Last week was National Volunteer Week, when we celebrated those who donate their time and energy to causes that make life on this big ol’ world better. And while there seems to be a holiday for almost everything these days (hope you properly celebrated “Houseplant Appreciation Day” on January 10 this year…) National Volunteer Week is an important reminder of one of the oldest and most pervasive aspects of American culture.
Did you know?
— Many scholars credit the difficulties of colonial life for giving Americans our spirit for helping one another.
— Local fire stations were one of the first established volunteer organizations in the United States. Many communities still use volunteer firefighters today.
— 1 in 4 Americans – that’s almost 63 million people – volunteered their time last year.

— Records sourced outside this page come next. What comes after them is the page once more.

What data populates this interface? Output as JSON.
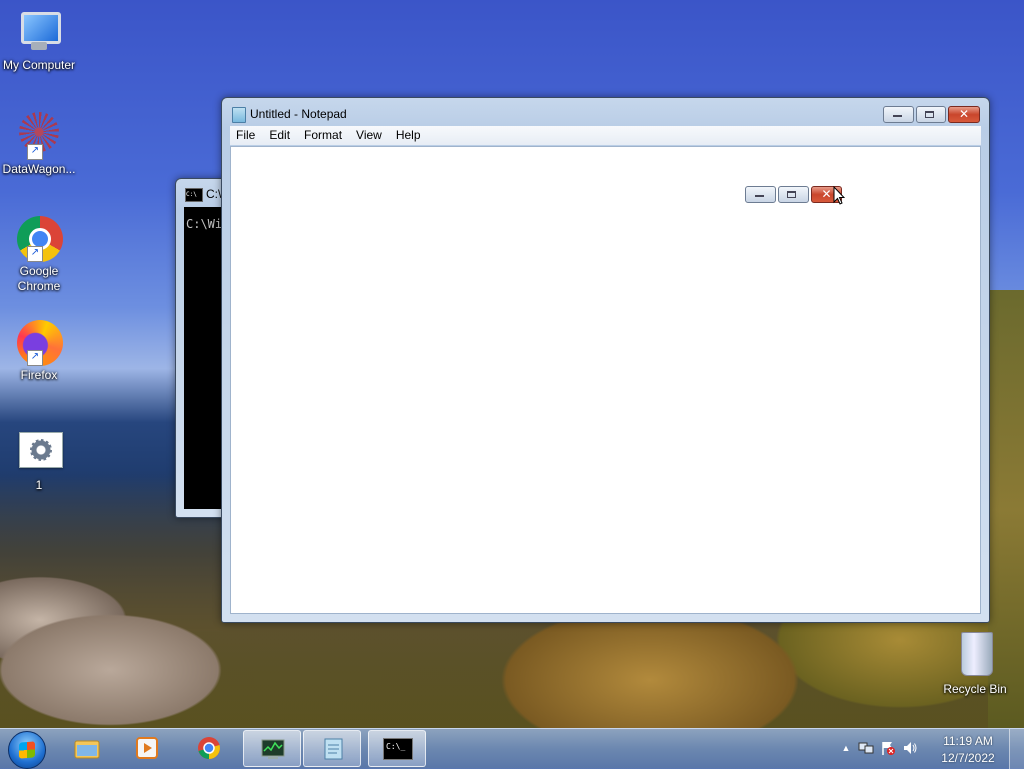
{
  "desktop": {
    "icons": [
      {
        "label": "My Computer",
        "icon": "computer-icon"
      },
      {
        "label": "DataWagon...",
        "icon": "datawagon-icon"
      },
      {
        "label": "Google\nChrome",
        "line1": "Google",
        "line2": "Chrome",
        "icon": "chrome-icon"
      },
      {
        "label": "Firefox",
        "icon": "firefox-icon"
      },
      {
        "label": "1",
        "icon": "settings-gear-icon"
      },
      {
        "label": "Recycle Bin",
        "icon": "recycle-bin-icon"
      }
    ]
  },
  "console": {
    "title": "C:\\",
    "text": "C:\\Wi"
  },
  "notepad": {
    "title": "Untitled - Notepad",
    "menu": [
      "File",
      "Edit",
      "Format",
      "View",
      "Help"
    ],
    "content": ""
  },
  "taskbar": {
    "apps": [
      "start-button",
      "file-explorer-icon",
      "media-player-icon",
      "chrome-icon",
      "task-manager-icon",
      "notepad-icon",
      "command-prompt-icon"
    ],
    "active": [
      "task-manager-icon",
      "notepad-icon",
      "command-prompt-icon"
    ],
    "console_glyph": "C:\\_"
  },
  "tray": {
    "show_hidden": "▲",
    "time": "11:19 AM",
    "date": "12/7/2022"
  },
  "colors": {
    "close_button": "#c9462c",
    "title_bar": "#c6d7ec",
    "taskbar": "#6e8cbe"
  }
}
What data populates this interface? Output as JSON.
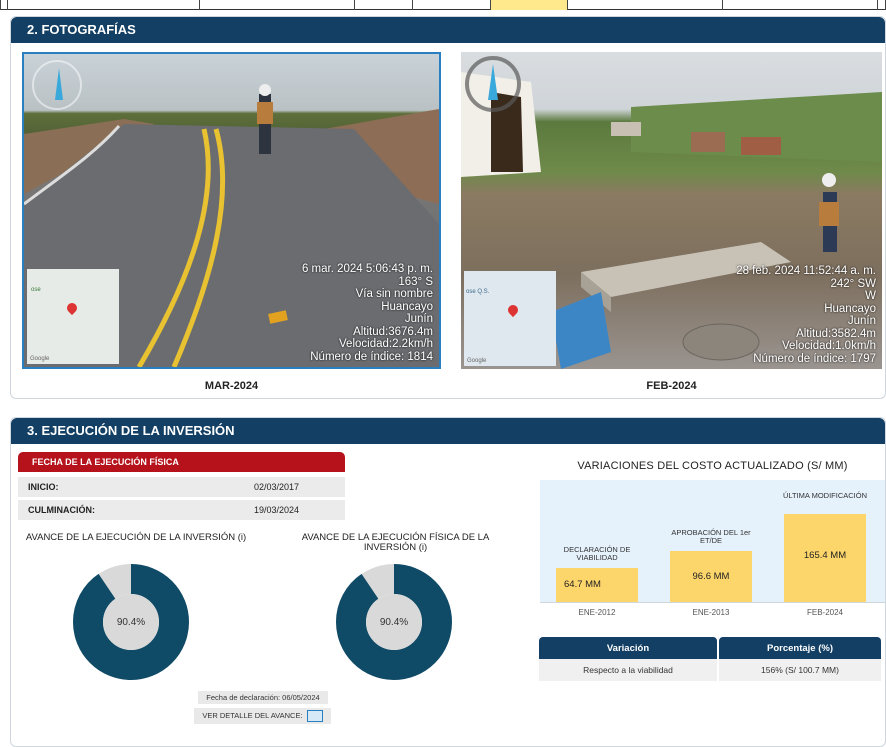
{
  "photos_section": {
    "title": "2. FOTOGRAFÍAS",
    "photos": [
      {
        "caption": "MAR-2024",
        "overlay_lines": [
          "6 mar. 2024 5:06:43 p. m.",
          "163° S",
          "Vía sin nombre",
          "Huancayo",
          "Junín",
          "Altitud:3676.4m",
          "Velocidad:2.2km/h",
          "Número de índice: 1814"
        ],
        "map_label": "Google",
        "map_place": "ose"
      },
      {
        "caption": "FEB-2024",
        "overlay_lines": [
          "28 feb. 2024 11:52:44 a. m.",
          "242° SW",
          "W",
          "Huancayo",
          "Junín",
          "Altitud:3582.4m",
          "Velocidad:1.0km/h",
          "Número de índice: 1797"
        ],
        "map_label": "Google",
        "map_place": "ose Q.S."
      }
    ]
  },
  "investment_section": {
    "title": "3. EJECUCIÓN DE LA INVERSIÓN",
    "physical_execution": {
      "header": "FECHA DE LA EJECUCIÓN FÍSICA",
      "start_label": "INICIO:",
      "start_value": "02/03/2017",
      "end_label": "CULMINACIÓN:",
      "end_value": "19/03/2024"
    },
    "progress": [
      {
        "title": "AVANCE DE LA EJECUCIÓN DE LA INVERSIÓN (i)",
        "value": 90.4,
        "label": "90.4%"
      },
      {
        "title": "AVANCE DE LA EJECUCIÓN FÍSICA DE LA INVERSIÓN (i)",
        "value": 90.4,
        "label": "90.4%"
      }
    ],
    "declaration_date": "Fecha de declaración: 06/05/2024",
    "detail_button": "VER DETALLE DEL AVANCE:",
    "cost_variations": {
      "title": "VARIACIONES DEL COSTO ACTUALIZADO (S/ MM)",
      "bars": [
        {
          "top_label": "DECLARACIÓN DE VIABILIDAD",
          "value_label": "64.7 MM",
          "date": "ENE-2012",
          "value": 64.7
        },
        {
          "top_label": "APROBACIÓN DEL 1er ET/DE",
          "value_label": "96.6 MM",
          "date": "ENE-2013",
          "value": 96.6
        },
        {
          "top_label": "ÚLTIMA MODIFICACIÓN",
          "value_label": "165.4 MM",
          "date": "FEB-2024",
          "value": 165.4
        }
      ],
      "table_headers": [
        "Variación",
        "Porcentaje (%)"
      ],
      "table_row": [
        "Respecto a la viabilidad",
        "156% (S/ 100.7 MM)"
      ]
    }
  },
  "colors": {
    "primary": "#123f63",
    "accent_red": "#b5121b",
    "bar_yellow": "#fcd66b",
    "donut": "#0f4a66"
  }
}
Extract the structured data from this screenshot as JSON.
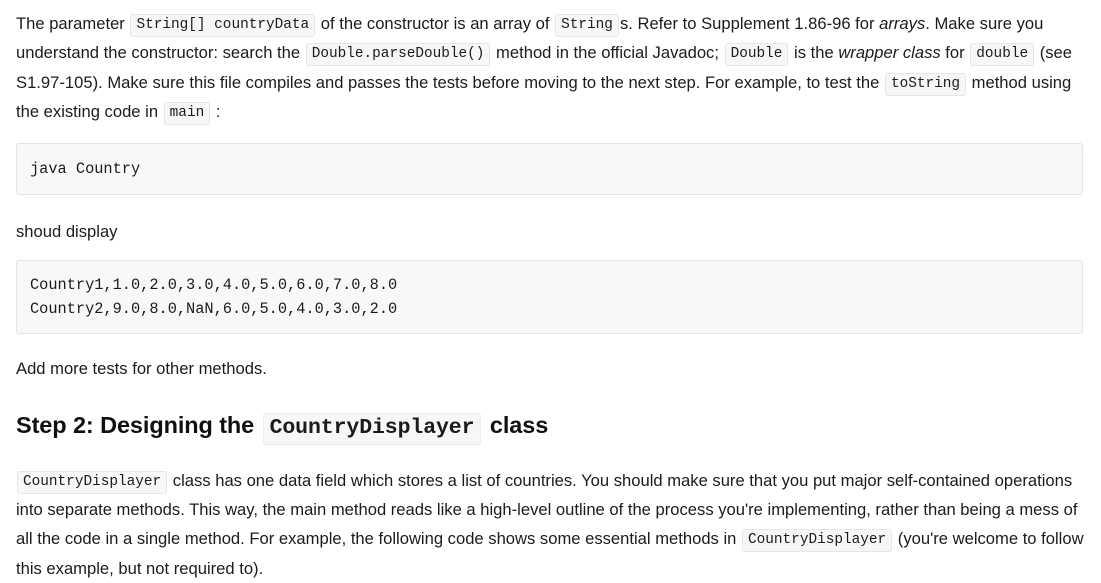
{
  "document": {
    "paragraph1": {
      "t1": "The parameter ",
      "code1": "String[] countryData",
      "t2": " of the constructor is an array of ",
      "code2": "String",
      "t3": "s. Refer to Supplement 1.86-96 for ",
      "em1": "arrays",
      "t4": ". Make sure you understand the constructor: search the ",
      "code3": "Double.parseDouble()",
      "t5": " method in the official Javadoc; ",
      "code4": "Double",
      "t6": " is the ",
      "em2": "wrapper class",
      "t7": " for ",
      "code5": "double",
      "t8": " (see S1.97-105). Make sure this file compiles and passes the tests before moving to the next step. For example, to test the ",
      "code6": "toString",
      "t9": " method using the existing code in ",
      "code7": "main",
      "t10": " :"
    },
    "codeblock1": "java Country",
    "paragraph2": "shoud display",
    "codeblock2": "Country1,1.0,2.0,3.0,4.0,5.0,6.0,7.0,8.0\nCountry2,9.0,8.0,NaN,6.0,5.0,4.0,3.0,2.0",
    "paragraph3": "Add more tests for other methods.",
    "heading": {
      "t1": "Step 2: Designing the ",
      "code1": "CountryDisplayer",
      "t2": " class"
    },
    "paragraph4": {
      "code1": "CountryDisplayer",
      "t1": " class has one data field which stores a list of countries. You should make sure that you put major self-contained operations into separate methods. This way, the main method reads like a high-level outline of the process you're implementing, rather than being a mess of all the code in a single method. For example, the following code shows some essential methods in ",
      "code2": "CountryDisplayer",
      "t2": " (you're welcome to follow this example, but not required to)."
    }
  },
  "colors": {
    "page_background": "#ffffff",
    "text": "#1b1b1b",
    "code_chip_background": "#f7f7f7",
    "code_chip_border": "#e6e6e6",
    "code_block_background": "#f8f8f8",
    "code_block_border": "#e4e4e4"
  }
}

— Volunteers in the United States give an average of 8 billion hours of service a year.
Volunteering is close to Aspect Foundation’s heart. Or, more accurately, volunteering is our heart. Hundreds of host families volunteer their homes, energy and care for exchange students every year. Exchange students have the chance to encounter many parts of the “American experience,” but perhaps the most important (apple pie coming in at a close second) is the generosity of the families they now call home.
But host families aren’t the only ones! Exchange students repeatedly join in the fun. Some take great initiative during their exchange year to give back to the community (click here for a wonderful example). Youth Service America provides an opportunity every year for young people around the world to come together and contribute their energy and ideas during Global Youth Service Day (this year’s GYSD was held April 11-13).
Aspect students around the country came together to give back to their host communities in astounding ways.
— Students in Minnesota put together bags of supplies for their local Head Start preschool students, including snacks and learning activities
— A student in Wisconsin helped serve lunch at a local shelter
— A large group in Texas came together to assemble and donate bags of activities and supplies to teenaged patients at a Dallas Children’s Hospital
— Colorado students collected gifts and items for Operation Christmas Child
— Students in Washington will bring food to a potluck and food bank later this week
These young people affirm that cultural exchange is not simply discovering new food or new routines. It is a flow of energy, an active open-heartedness, that brings the world closer together, one idea, one volunteer at a time.